The question of what to do with local compost took on a sense of urgency last year, when the city shut down its Byxbee Park landfill — a 126-acre sprawl near the Baylands that had housed the city's composting operation.
The idea of building a plant gained a burst of momentum in November 2011, when voters overwhelmingly passed Measure E. The measure, which was placed on the ballot by a coalition of local environmentalists, authorizes the city to use 10 acres of previously dedicated parkland for an anaerobic digester — an enclosed plant in which micro-organisms break down yard trimmings and food waste and turn them into either electricity or natural gas. Opponents of the measure — a group that includes some of the city's most prominent conservationists — have vociferously argued that Byxbee Park is no place for a waste facility and have urged the city to export the waste and turn the former landfill site into a public park, as had long been planned.
While Measure E answered the main question in the compost debate — where a plant could be built — many other questions remain. These include: Does it make economic sense to construct a local plant? Which technology should the city adopt? To what extent should the city be involved in operating the facility?
The request for proposals, which the city plans to send out to potential vendors in February, could offer some much-needed answers. At a public meeting Wednesday night, Public Works staff and consultants shared their plan and received input from residents about the criteria the city's request should contain.
Jim Binder of the consulting firm Alternative Resources, Inc., said the proposals on both options will be due by next July. The department's action plan calls for the City Council to make the key decisions about the future of organic-waste disposal in February 2014.
"We're hoping to get firm pricing in response to both of those alternatives," Binder said. "That information will be used as part of the economic analysis that goes before the council so that they can make a decision in February (2014) what direction you want the city to go in."

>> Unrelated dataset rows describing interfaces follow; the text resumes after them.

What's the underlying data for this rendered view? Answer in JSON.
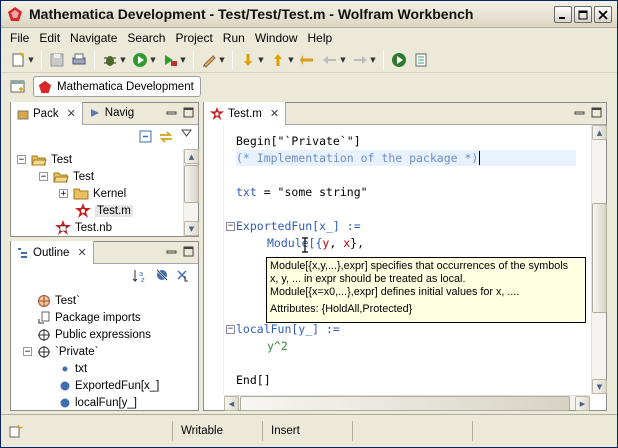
{
  "window": {
    "title": "Mathematica Development - Test/Test/Test.m - Wolfram Workbench"
  },
  "menu": [
    "File",
    "Edit",
    "Navigate",
    "Search",
    "Project",
    "Run",
    "Window",
    "Help"
  ],
  "perspective": {
    "label": "Mathematica Development"
  },
  "package_explorer": {
    "tabs": [
      "Pack",
      "Navig"
    ],
    "tree": [
      {
        "label": "Test",
        "icon": "folder-open-icon",
        "level": 0,
        "expander": "−"
      },
      {
        "label": "Test",
        "icon": "folder-open-icon",
        "level": 1,
        "expander": "−"
      },
      {
        "label": "Kernel",
        "icon": "folder-icon",
        "level": 2,
        "expander": "+"
      },
      {
        "label": "Test.m",
        "icon": "mathematica-file-icon",
        "level": 3,
        "expander": ""
      },
      {
        "label": "Test.nb",
        "icon": "notebook-icon",
        "level": 1,
        "expander": ""
      }
    ]
  },
  "outline": {
    "tab": "Outline",
    "sort_icon": "sort-az-icon",
    "items": [
      {
        "label": "Test`",
        "icon": "package-icon"
      },
      {
        "label": "Package imports",
        "icon": "imports-icon"
      },
      {
        "label": "Public expressions",
        "icon": "crosshair-icon"
      },
      {
        "label": "`Private`",
        "icon": "crosshair-icon",
        "expander": "−"
      },
      {
        "label": "txt",
        "icon": "small-dot-icon"
      },
      {
        "label": "ExportedFun[x_]",
        "icon": "blue-dot-icon"
      },
      {
        "label": "localFun[y_]",
        "icon": "blue-dot-icon"
      }
    ]
  },
  "editor": {
    "tab": "Test.m",
    "lines": {
      "l1": "Begin[\"`Private`\"]",
      "l2": "(* Implementation of the package *)",
      "l3a": "txt",
      "l3b": " = \"some string\"",
      "l4": "ExportedFun[x_] :=",
      "l5a": "Modu",
      "l5b": "le[{",
      "l5c": "y",
      "l5d": ", ",
      "l5e": "x",
      "l5f": "},",
      "l6": "localFun[y_] :=",
      "l7": "y^2",
      "l8": "End[]"
    },
    "tooltip": [
      "Module[{x,y,...},expr] specifies that occurrences of the symbols",
      "x, y, ... in expr should be treated as local.",
      "Module[{x=x0,...},expr] defines initial values for x, ....",
      "",
      "Attributes: {HoldAll,Protected}"
    ]
  },
  "status": {
    "mode": "Writable",
    "insert": "Insert"
  }
}
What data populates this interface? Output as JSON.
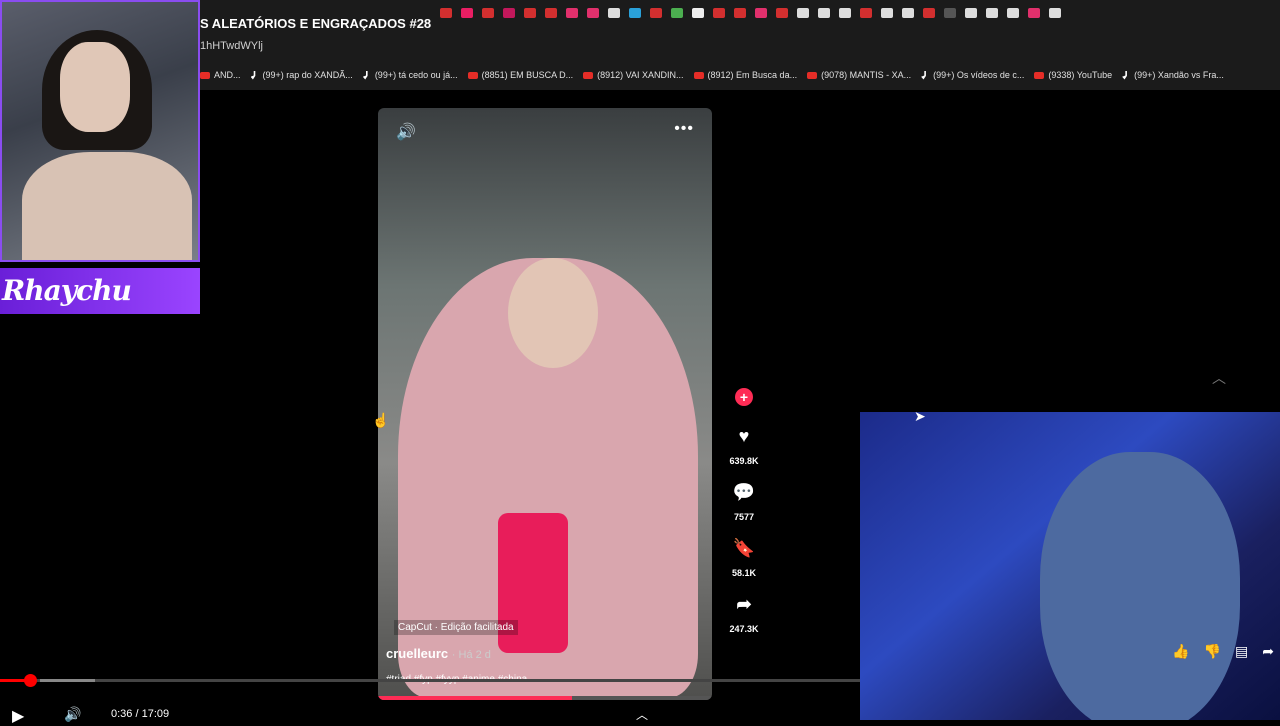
{
  "browser": {
    "title": "S ALEATÓRIOS E ENGRAÇADOS #28",
    "url": "1hHTwdWYlj",
    "bookmarks": [
      {
        "icon": "youtube",
        "label": "AND..."
      },
      {
        "icon": "tiktok",
        "label": "(99+) rap do XANDÃ..."
      },
      {
        "icon": "tiktok",
        "label": "(99+) tá cedo ou já..."
      },
      {
        "icon": "youtube",
        "label": "(8851) EM BUSCA D..."
      },
      {
        "icon": "youtube",
        "label": "(8912) VAI XANDIN..."
      },
      {
        "icon": "youtube",
        "label": "(8912) Em Busca da..."
      },
      {
        "icon": "youtube",
        "label": "(9078) MANTIS - XA..."
      },
      {
        "icon": "tiktok",
        "label": "(99+) Os vídeos de c..."
      },
      {
        "icon": "youtube",
        "label": "(9338) YouTube"
      },
      {
        "icon": "tiktok",
        "label": "(99+) Xandão vs Fra..."
      }
    ]
  },
  "streamer_overlay": {
    "name": "Rhaychu"
  },
  "tiktok": {
    "capcut_label": "CapCut · Edição facilitada",
    "author": "cruelleurc",
    "posted": "· Há 2 d",
    "tags": "#triad #fyp #fyyp #anime #china",
    "likes": "639.8K",
    "comments": "7577",
    "saves": "58.1K",
    "shares": "247.3K",
    "progress": 0.58
  },
  "player": {
    "time": "0:36 / 17:09",
    "progress": 0.035
  },
  "colors": {
    "accent": "#fe2c55",
    "yt_red": "#ff0000",
    "overlay_purple": "#8a4df0"
  }
}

As part of the process, the city will also allow vendors to propose technologies other than anaerobic digesters — including plasma gasification, which converts organic waste into synthetic gas through a high-temperature "electric arc." Clean-energy proponents such as former Mayor Peter Drekmeier and environmental attorney Walt Hays have also expressed enthusiasm about a "wet" anaerobic digester, which would accept biosolid waste in addition to food scraps and yard trimmings.
Phil Bobel, assistant director at Public Works, stressed that the city is trying something very rare in seeking a technology that will take care of all three types of waste: food scraps, yard trimmings and biosolids.
"It's uncharted ground," Bobel said.
While the technology question is complex enough in itself, the city is also wrestling with the question of what to do about the recently closed landfill. The original plan was to cap the landfill once it reaches its capacity — a requirement of state law — and add the land to Byxbee Park. That plan was tossed aside once Measure E passed.
"Because of consideration of putting energy composting there, it raises the question: Should we cap it now or should we wait and do something different while we decide what we're doing with the energy-composting facility?" Bobel said.
Ron Arp, who manages the city's environmental-control programs, said the city had planned to cap the landfill this year but received permission from the three agencies overseeing landfill operations — Cal Recycle, Santa Clara County and the Regional Water Quality Control Board — to delay the capping by a year. It is now scheduled to occur in 2013.
So far, the city had capped and reopened about 75 acres of Byxbee Park, while the other 51 remain uncapped, Arp said.
"We didn't want to jump right into capping while there's a plan for a possible facility out there," he said.
The council is scheduled to discuss the city's progress on composting options in December.
This story contains 761 words.
If you are a paid subscriber, check to make sure you have logged in. Otherwise our system cannot recognize you as having full free access to our site.
If you are a paid print subscriber and haven't yet set up an online account, click here to get your online account activated.